Items from an interface collection
= = = =
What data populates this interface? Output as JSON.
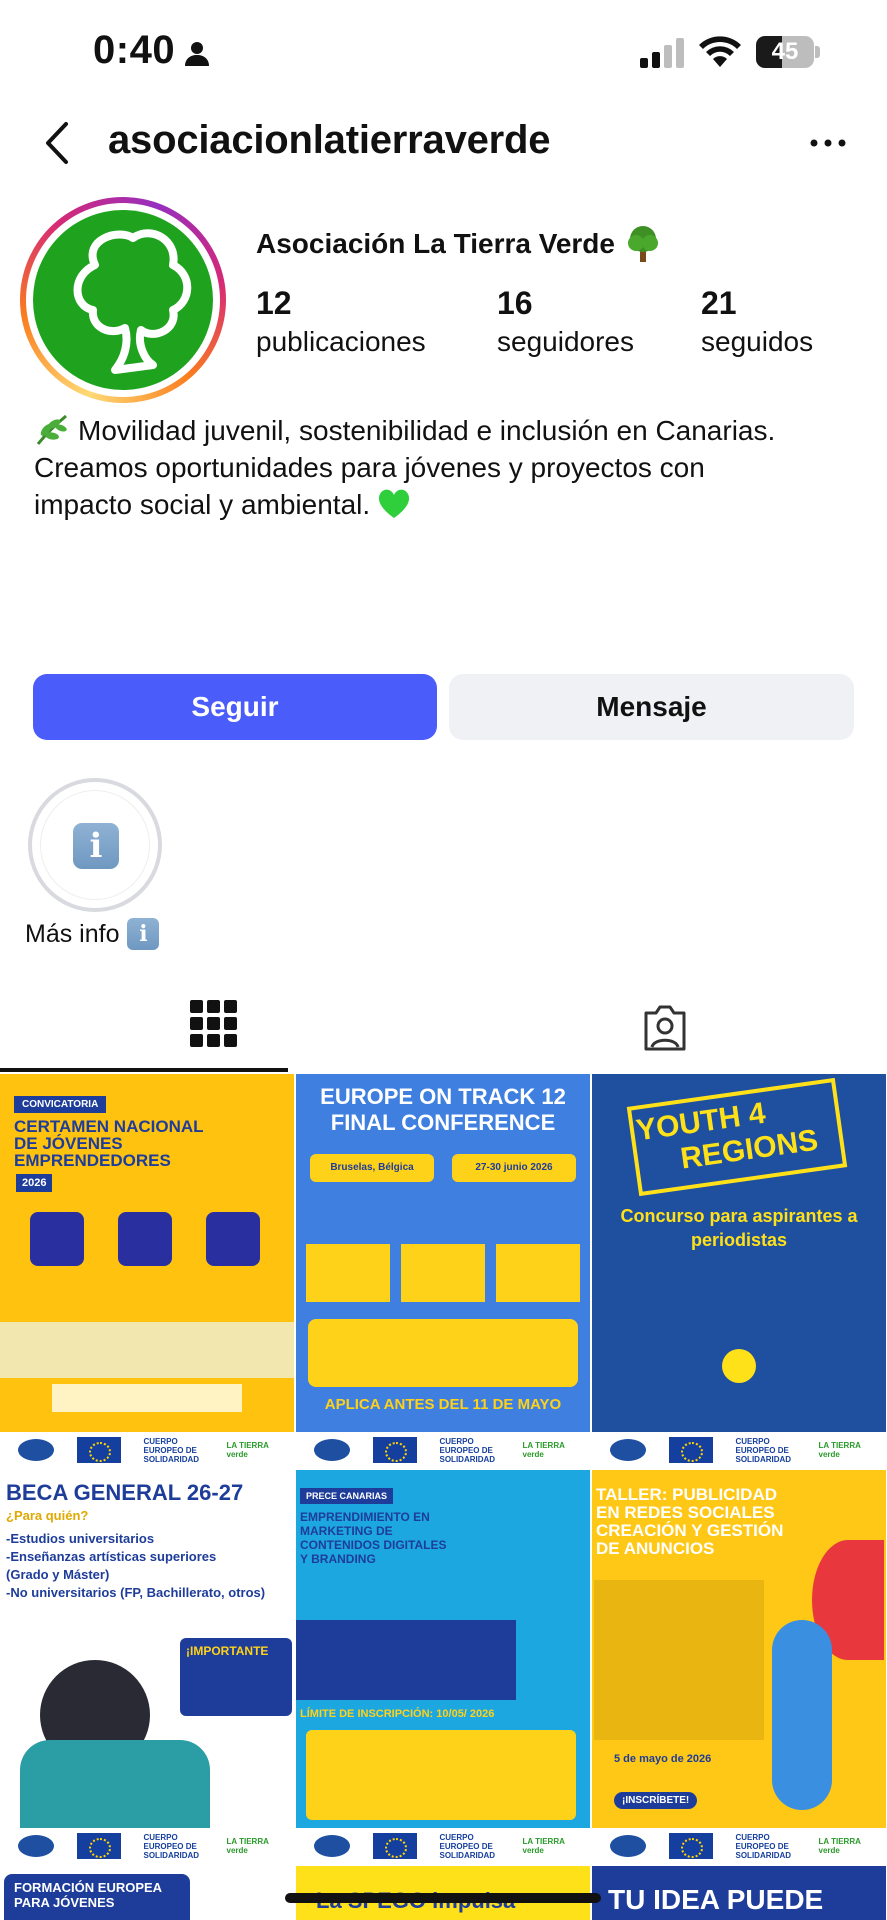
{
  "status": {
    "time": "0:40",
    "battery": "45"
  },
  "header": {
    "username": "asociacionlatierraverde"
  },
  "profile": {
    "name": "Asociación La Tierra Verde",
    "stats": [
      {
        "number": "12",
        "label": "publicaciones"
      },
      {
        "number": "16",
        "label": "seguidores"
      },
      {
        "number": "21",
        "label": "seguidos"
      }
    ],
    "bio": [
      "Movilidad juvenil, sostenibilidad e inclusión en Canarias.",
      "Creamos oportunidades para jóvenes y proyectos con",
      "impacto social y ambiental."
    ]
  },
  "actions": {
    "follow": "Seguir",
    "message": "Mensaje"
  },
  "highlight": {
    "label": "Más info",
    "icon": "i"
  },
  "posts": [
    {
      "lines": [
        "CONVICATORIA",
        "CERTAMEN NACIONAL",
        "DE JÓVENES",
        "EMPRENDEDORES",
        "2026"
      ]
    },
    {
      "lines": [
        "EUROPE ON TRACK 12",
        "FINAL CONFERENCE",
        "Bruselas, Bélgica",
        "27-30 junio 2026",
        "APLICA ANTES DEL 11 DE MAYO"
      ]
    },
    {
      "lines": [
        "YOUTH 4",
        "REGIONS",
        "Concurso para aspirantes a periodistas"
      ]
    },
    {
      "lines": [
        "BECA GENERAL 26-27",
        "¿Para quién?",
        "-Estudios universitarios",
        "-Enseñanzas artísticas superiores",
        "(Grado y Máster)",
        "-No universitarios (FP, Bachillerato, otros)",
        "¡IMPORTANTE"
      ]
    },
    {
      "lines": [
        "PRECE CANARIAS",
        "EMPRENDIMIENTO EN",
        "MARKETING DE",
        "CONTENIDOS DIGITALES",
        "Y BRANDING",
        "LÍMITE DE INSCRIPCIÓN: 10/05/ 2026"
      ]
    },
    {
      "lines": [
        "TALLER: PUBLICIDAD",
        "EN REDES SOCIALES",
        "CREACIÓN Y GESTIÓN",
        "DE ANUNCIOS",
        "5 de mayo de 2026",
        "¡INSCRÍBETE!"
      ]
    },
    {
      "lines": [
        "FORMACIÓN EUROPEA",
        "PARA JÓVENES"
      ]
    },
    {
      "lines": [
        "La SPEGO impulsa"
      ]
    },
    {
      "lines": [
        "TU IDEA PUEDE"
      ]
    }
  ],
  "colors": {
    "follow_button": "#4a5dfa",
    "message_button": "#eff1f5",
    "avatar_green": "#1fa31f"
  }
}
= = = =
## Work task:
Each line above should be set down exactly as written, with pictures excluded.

## Expected answer:
What data populates this interface? Output as JSON.
{
  "status": {
    "time": "0:40",
    "battery": "45"
  },
  "header": {
    "username": "asociacionlatierraverde"
  },
  "profile": {
    "name": "Asociación La Tierra Verde",
    "stats": [
      {
        "number": "12",
        "label": "publicaciones"
      },
      {
        "number": "16",
        "label": "seguidores"
      },
      {
        "number": "21",
        "label": "seguidos"
      }
    ],
    "bio": [
      "Movilidad juvenil, sostenibilidad e inclusión en Canarias.",
      "Creamos oportunidades para jóvenes y proyectos con",
      "impacto social y ambiental."
    ]
  },
  "actions": {
    "follow": "Seguir",
    "message": "Mensaje"
  },
  "highlight": {
    "label": "Más info",
    "icon": "i"
  },
  "posts": [
    {
      "lines": [
        "CONVICATORIA",
        "CERTAMEN NACIONAL",
        "DE JÓVENES",
        "EMPRENDEDORES",
        "2026"
      ]
    },
    {
      "lines": [
        "EUROPE ON TRACK 12",
        "FINAL CONFERENCE",
        "Bruselas, Bélgica",
        "27-30 junio 2026",
        "APLICA ANTES DEL 11 DE MAYO"
      ]
    },
    {
      "lines": [
        "YOUTH 4",
        "REGIONS",
        "Concurso para aspirantes a periodistas"
      ]
    },
    {
      "lines": [
        "BECA GENERAL 26-27",
        "¿Para quién?",
        "-Estudios universitarios",
        "-Enseñanzas artísticas superiores",
        "(Grado y Máster)",
        "-No universitarios (FP, Bachillerato, otros)",
        "¡IMPORTANTE"
      ]
    },
    {
      "lines": [
        "PRECE CANARIAS",
        "EMPRENDIMIENTO EN",
        "MARKETING DE",
        "CONTENIDOS DIGITALES",
        "Y BRANDING",
        "LÍMITE DE INSCRIPCIÓN: 10/05/ 2026"
      ]
    },
    {
      "lines": [
        "TALLER: PUBLICIDAD",
        "EN REDES SOCIALES",
        "CREACIÓN Y GESTIÓN",
        "DE ANUNCIOS",
        "5 de mayo de 2026",
        "¡INSCRÍBETE!"
      ]
    },
    {
      "lines": [
        "FORMACIÓN EUROPEA",
        "PARA JÓVENES"
      ]
    },
    {
      "lines": [
        "La SPEGO impulsa"
      ]
    },
    {
      "lines": [
        "TU IDEA PUEDE"
      ]
    }
  ],
  "colors": {
    "follow_button": "#4a5dfa",
    "message_button": "#eff1f5",
    "avatar_green": "#1fa31f"
  }
}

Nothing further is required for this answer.